A Taste of Geography: Antarctic Ice Shelves in a Warming World
February 23 @ 14:15-15:00 - REGISTER HERE
In Antarctic Ice Shelves in a Warming World, Dr Tom Holt from the Department of Geography & Earth Sciences introduces Antarctica’s ice shelves, their significance and importance, and how they have responded to a warming world. At the end of the session students should be able to:
- Define the key characteristics of Antarctica’s ice shelves and name/locate several ice shelves (examined through case studies)
- Demonstrate understanding of the importance of ice shelf systems and their wider significance
- Discuss the glaciological response of ice shelves in a warming world
- Explain how projected environmental change will impact on ice-shelf systems
Various interactive elements will be integrated into the session to engage the students.
A Taste of Mathematics & Statistics: Modelling & Testing the Spread of Disease in a Population
March 2 @ 14:15-15:00 - REGISTER HERE
In The Spread of Disease in a Population: Modelling & Testing, Professor Simon Cox and Dr Kim Kenobi from the Department of Mathematics will split the session into two parts: (I) developing a mathematical model and using graphs to analyse the solutions, (II) statistical interpretation – understanding conditional probabilities in a disease testing context.
Students will see how differential equations can be used to model a real world scenario, in this case the spread of a disease within a population, and how features of the solution can be determined graphically without having to solve the equation directly.
In the second part students will be given an opportunity to think critically about how to interpret the results of a biological test (for example the COVID-19 antibody test). Does a positive result always mean you have the disease?
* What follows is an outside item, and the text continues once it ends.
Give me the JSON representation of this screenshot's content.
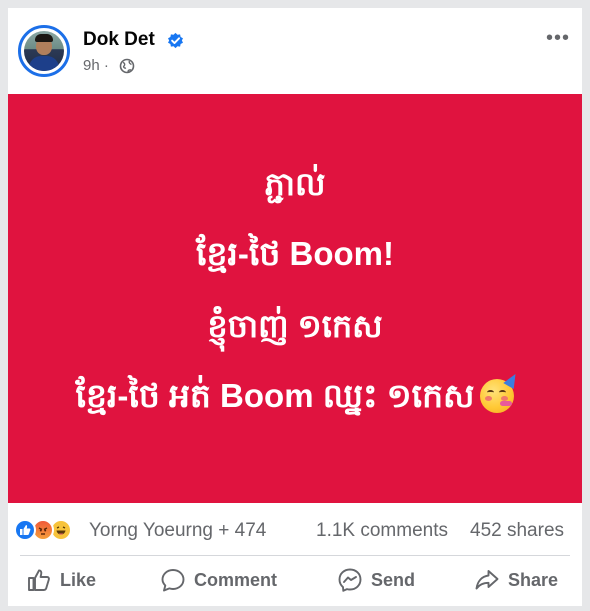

Are you definitely clear of the disease if you get a negative result?
A Taste Of Psychology: I See What You Mean. I Mean, I See What You See Now!
March 16 @ 14:15-15:00 - REGISTER HERE
In I See What You Mean. I Mean, I See What You See Now!, Dr Catherine G. O’Hanlon from the Department of Psychology will take you through a journey of 40 years of research in Developmental Psychology, which has led us to understand key aspects of infant cognitive development that were largely misunderstood until 2005. In 2005, key changes in the methods used to understand the development of Theory of Mind took place, particularly in “perspective taking”, which is fundamental in everyday communicative contexts for both adults and children. Before 2005, we had this all wrong! We believed that Theory of Mind develops around 4-5 years of age. Textbooks have been re-written since.
This is one of the most engaging and fascinating topics to our Psychology Undergraduate students, and is still being researched today among neuroscientists to understand the underpinning neuronal associates.
A Taste of Law & Criminology: Miscarriages of Justice
March 23 @ 14:15-15:00 - REGISTER HERE
In Miscarriages of Justice – A Taste of Law & Criminology, Dr Sam Poyser from the Department of Law & Criminology will look at:
- What a miscarriage of justice is;
- Causes of miscarriages of justice;
- Impacts of miscarriages of justice
Students will be asked to have short discussions relating to 1 and 3. At points within the session, discussion between students will be encouraged.
Students will benefit from the session by not only learning about how miscarriages of justice come about but also about how they impact people who suffer them.
A Taste of History: Music in the Civil Rights Movement
March 9 @ 14:15-15:00 - REGISTER HERE
In ‘Songs – a Weapon in the Battle’: Music in the Civil Rights Movement, Dr Steve Thompson, Senior Lecturer from the Department of History & Welsh History, will consider the use of songs in the African-American civil rights movement of the 1960s and 1970s.
The session will examine the particular ways in which songs were used in protest marches and demonstrations, and will, in addition, give consideration to popular and commercial songs as a medium that reflected and communicated the aims and ideals of the movement.
The session will end with a reflection on more recent uses of songs in the Black freedom struggle and specifically in the Black Lives Matter movement.